  • In a pot, add ghee and let it melt, add onion and fry until golden brown and set aside. 
  • Great-tasting korma is made by crushing crispy caramelized onions until it has a grainy-powder-like consistency. An easy way to do this would be to properly drain the onions so that they aren’t oily and then use a paper towel to soak up the excess oil. 
  • Spread the onions across the paper towel and let them cool and crisp. You can also chop them or blend them in a processor. 
  • Continuing in the same pot, add black cardamom, green cardamom, cloves, black peppercorns, star anise, cinnamon sticks, black cumin seeds, bay leaves, and fry for 1 minute. Then add ginger garlic paste and incorporate everything. 
  • Add chicken and fry until chicken changes color, cover, and cook for 4-5 minutes. Now add salt, paprika powder, coriander powder, red chili powder, yellow food color, and mix for 2 minutes. Then add water and mix again. 
  • Turn the stove off and add yogurt and mix everything for 2 minutes. 
  • Put the flame back on and add nutmeg powder, and mace powder and mix again for 2-3 minutes. Now add the fried, crushed onion and mix well. 
  • Cook on high flame for 2-3 minutes. Add garam masala powder, butter, kewra water, and give it a good mix. Garnish with almonds and ginger. Serve hot with butter-glazed naan! 

Chicken Korma vs. Butter Chicken – A Quick Comparison

When comparing both recipes, you will notice that they both heavily use garam masala which is the backbone of Indian cuisine. 

But the main difference between the two is in their ingredients. Butter chicken is more of a dairy-based dish with a unique sweet, spicy and buttery-rich flavor

On the other hand, chicken korma heavily relies on spices and slightly sour yogurt to flavor the gravy. This recipe is more spicy, earthy, and oily, and has a grainy gravy that goes great with any flatbread! 
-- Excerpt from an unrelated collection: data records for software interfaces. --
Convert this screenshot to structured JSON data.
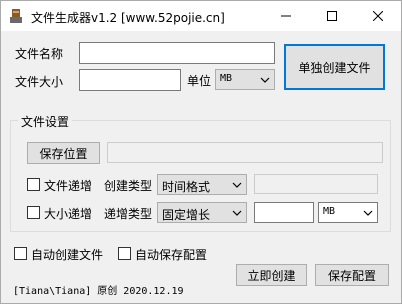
{
  "window": {
    "title": "文件生成器v1.2 [www.52pojie.cn]"
  },
  "form": {
    "file_name_label": "文件名称",
    "file_name_value": "",
    "file_size_label": "文件大小",
    "file_size_value": "",
    "unit_label": "单位",
    "unit_value": "MB",
    "create_single_button": "单独创建文件"
  },
  "settings": {
    "group_title": "文件设置",
    "save_location_button": "保存位置",
    "save_location_value": "",
    "increment_file_label": "文件递增",
    "create_type_label": "创建类型",
    "create_type_value": "时间格式",
    "create_type_extra_value": "",
    "increment_size_label": "大小递增",
    "increment_type_label": "递增类型",
    "increment_type_value": "固定增长",
    "increment_size_value": "",
    "increment_unit_value": "MB"
  },
  "options": {
    "auto_create_label": "自动创建文件",
    "auto_save_label": "自动保存配置"
  },
  "footer": {
    "credit": "[Tiana\\Tiana] 原创 2020.12.19",
    "create_now_button": "立即创建",
    "save_config_button": "保存配置"
  }
}
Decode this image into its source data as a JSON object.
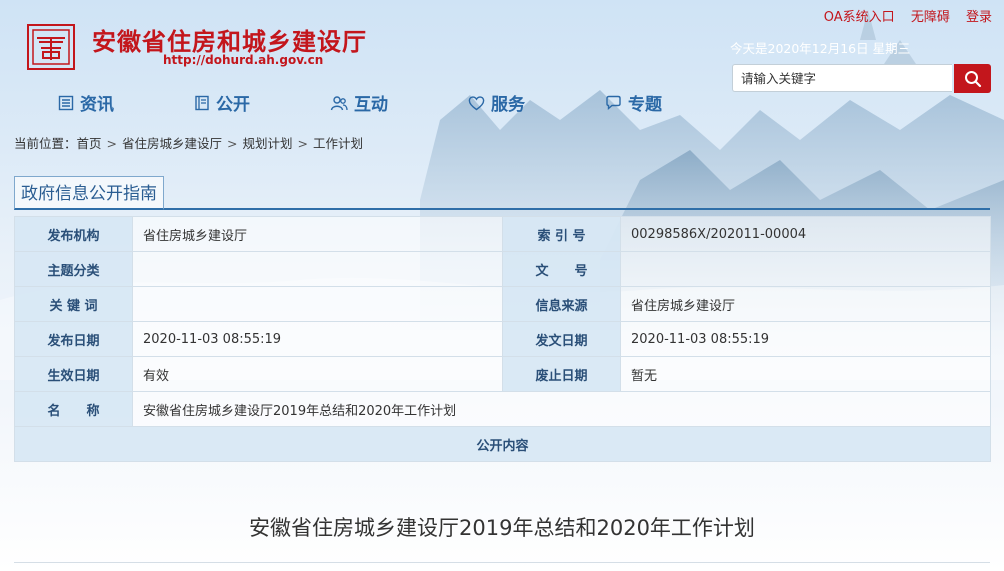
{
  "header": {
    "site_title": "安徽省住房和城乡建设厅",
    "site_url": "http://dohurd.ah.gov.cn",
    "logo_icon": "government-emblem-icon",
    "top_links": [
      "OA系统入口",
      "无障碍",
      "登录"
    ],
    "date_text": "今天是2020年12月16日 星期三",
    "search": {
      "placeholder": "请输入关键字",
      "icon": "search-icon"
    }
  },
  "nav": [
    {
      "label": "资讯",
      "icon": "list-icon"
    },
    {
      "label": "公开",
      "icon": "book-icon"
    },
    {
      "label": "互动",
      "icon": "people-icon"
    },
    {
      "label": "服务",
      "icon": "heart-icon"
    },
    {
      "label": "专题",
      "icon": "chat-bubble-icon"
    }
  ],
  "breadcrumb": {
    "prefix": "当前位置：",
    "items": [
      "首页",
      "省住房城乡建设厅",
      "规划计划",
      "工作计划"
    ],
    "separator": ">"
  },
  "panel": {
    "title": "政府信息公开指南",
    "rows": [
      {
        "l1": "发布机构",
        "v1": "省住房城乡建设厅",
        "l2": "索 引 号",
        "v2": "00298586X/202011-00004"
      },
      {
        "l1": "主题分类",
        "v1": "",
        "l2": "文　　号",
        "v2": ""
      },
      {
        "l1": "关 键 词",
        "v1": "",
        "l2": "信息来源",
        "v2": "省住房城乡建设厅"
      },
      {
        "l1": "发布日期",
        "v1": "2020-11-03 08:55:19",
        "l2": "发文日期",
        "v2": "2020-11-03 08:55:19"
      },
      {
        "l1": "生效日期",
        "v1": "有效",
        "l2": "废止日期",
        "v2": "暂无"
      }
    ],
    "name_label": "名　　称",
    "name_value": "安徽省住房城乡建设厅2019年总结和2020年工作计划",
    "open_content_label": "公开内容"
  },
  "article": {
    "title": "安徽省住房城乡建设厅2019年总结和2020年工作计划"
  },
  "colors": {
    "brand_red": "#c3161c",
    "nav_blue": "#2a68a6",
    "label_bg": "#d7e7f4"
  }
}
Here’s an easy chart to explain the differences between these iconic dishes:

DishChicken KormaButter Chicken
Type of CurrySpice-based gravy with caramelized onions.Dairy and tomato-based curry with translucent onions.
Type of MeatHas bone-in meat (chicken, beef, lamb)Has boneless breast meat (only chicken)
TextureGrainy gravy Silky smooth-textured curry
SpicinessVery spicyMildly spicy
Types of Milk Products UsedUses slightly sour yogurtUses milk, cream, and fresh yogurt
Types of SpicesHas a mixture of whole and ground spicesHas a mixture of only ground spices 

Related Questions

Chicken korma and butter chicken are hugely popular recipes that have been served for decades – or centuries in the case of korma! Now that you know the difference between the two, here are a few related questions.

Is Chicken Korma Healthier Than Butter Chicken?

Yes. If you compare the calories of both dishes then chicken korma will be considered to be the healthier option of the two since it does not include heavy cream or large quantities of butter. 

For example, a single serving of chicken korma can be anywhere from 300-400 calories while butter chicken can be 500-650 calories per serving

Can You Use Low-Fat Dairy to Make Butter Chicken?

Yes, you can use low-fat dairy products to make butter chicken but it may negatively affect the taste of this delicious dish

Traditionally, butter chicken is supposed to be made with fresh dairy products.

However, restaurants may also serve a low-calorie version of the dish by focusing more on increasing the flavor of the ingredients by using umami seasonings to make up for the low-fat alternatives. 

Up Next: How Much Water Per Tea Bag?

Leave a Reply

Your email address will not be published. Required fields are marked *